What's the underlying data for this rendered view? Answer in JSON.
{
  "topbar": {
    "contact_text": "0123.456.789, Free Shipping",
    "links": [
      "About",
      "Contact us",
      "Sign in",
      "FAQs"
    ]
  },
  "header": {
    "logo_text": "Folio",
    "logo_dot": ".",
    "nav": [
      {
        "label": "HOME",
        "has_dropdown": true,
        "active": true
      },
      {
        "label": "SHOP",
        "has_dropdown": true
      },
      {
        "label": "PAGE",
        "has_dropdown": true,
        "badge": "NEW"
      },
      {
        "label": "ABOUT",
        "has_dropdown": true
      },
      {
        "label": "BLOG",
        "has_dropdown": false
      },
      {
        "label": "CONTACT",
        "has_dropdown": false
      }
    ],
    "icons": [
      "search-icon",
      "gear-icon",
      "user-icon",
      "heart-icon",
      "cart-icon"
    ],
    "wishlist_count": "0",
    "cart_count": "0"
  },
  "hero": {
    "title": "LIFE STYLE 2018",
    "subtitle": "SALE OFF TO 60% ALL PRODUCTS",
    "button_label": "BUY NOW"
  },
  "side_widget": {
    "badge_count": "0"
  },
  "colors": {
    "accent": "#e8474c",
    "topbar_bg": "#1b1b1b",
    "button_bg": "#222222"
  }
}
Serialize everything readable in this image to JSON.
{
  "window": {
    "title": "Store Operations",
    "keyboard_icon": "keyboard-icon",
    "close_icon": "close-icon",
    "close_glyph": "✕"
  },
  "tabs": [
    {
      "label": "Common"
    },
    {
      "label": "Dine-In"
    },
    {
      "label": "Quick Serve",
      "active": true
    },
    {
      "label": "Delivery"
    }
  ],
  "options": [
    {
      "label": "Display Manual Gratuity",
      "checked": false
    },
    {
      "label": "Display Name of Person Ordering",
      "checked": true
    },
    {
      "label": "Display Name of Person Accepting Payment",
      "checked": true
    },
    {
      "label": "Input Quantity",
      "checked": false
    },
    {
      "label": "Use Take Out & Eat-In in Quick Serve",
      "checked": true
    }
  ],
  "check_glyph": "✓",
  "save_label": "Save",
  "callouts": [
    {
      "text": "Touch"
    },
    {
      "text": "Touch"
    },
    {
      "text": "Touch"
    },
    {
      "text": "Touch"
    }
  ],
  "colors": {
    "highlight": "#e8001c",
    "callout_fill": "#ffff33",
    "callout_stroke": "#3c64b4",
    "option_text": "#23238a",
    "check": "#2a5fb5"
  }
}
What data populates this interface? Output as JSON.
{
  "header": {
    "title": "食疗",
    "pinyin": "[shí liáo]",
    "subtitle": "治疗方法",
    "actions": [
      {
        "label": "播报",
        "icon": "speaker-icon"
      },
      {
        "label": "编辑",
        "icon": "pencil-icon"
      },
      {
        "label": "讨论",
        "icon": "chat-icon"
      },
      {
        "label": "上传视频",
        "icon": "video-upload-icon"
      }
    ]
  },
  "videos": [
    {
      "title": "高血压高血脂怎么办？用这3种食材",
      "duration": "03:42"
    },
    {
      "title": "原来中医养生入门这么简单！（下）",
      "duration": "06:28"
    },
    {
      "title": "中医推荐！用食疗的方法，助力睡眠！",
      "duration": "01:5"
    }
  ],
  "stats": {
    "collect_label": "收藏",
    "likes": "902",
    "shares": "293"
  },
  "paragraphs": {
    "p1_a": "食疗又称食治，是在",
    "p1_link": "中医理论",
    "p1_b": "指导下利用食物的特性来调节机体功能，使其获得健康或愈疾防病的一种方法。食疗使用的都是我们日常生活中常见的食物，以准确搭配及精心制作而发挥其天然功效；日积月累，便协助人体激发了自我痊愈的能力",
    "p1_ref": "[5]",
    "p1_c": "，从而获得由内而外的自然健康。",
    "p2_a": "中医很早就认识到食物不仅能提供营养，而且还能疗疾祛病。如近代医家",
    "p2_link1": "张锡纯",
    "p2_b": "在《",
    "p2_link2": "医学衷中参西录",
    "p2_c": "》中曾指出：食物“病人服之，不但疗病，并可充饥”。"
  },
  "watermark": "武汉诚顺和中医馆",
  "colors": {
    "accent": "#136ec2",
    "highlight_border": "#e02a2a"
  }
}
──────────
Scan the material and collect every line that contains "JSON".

What's the underlying data for this rendered view? Answer in JSON.
Serialize everything readable in this image to JSON.
What data populates this interface? Output as JSON.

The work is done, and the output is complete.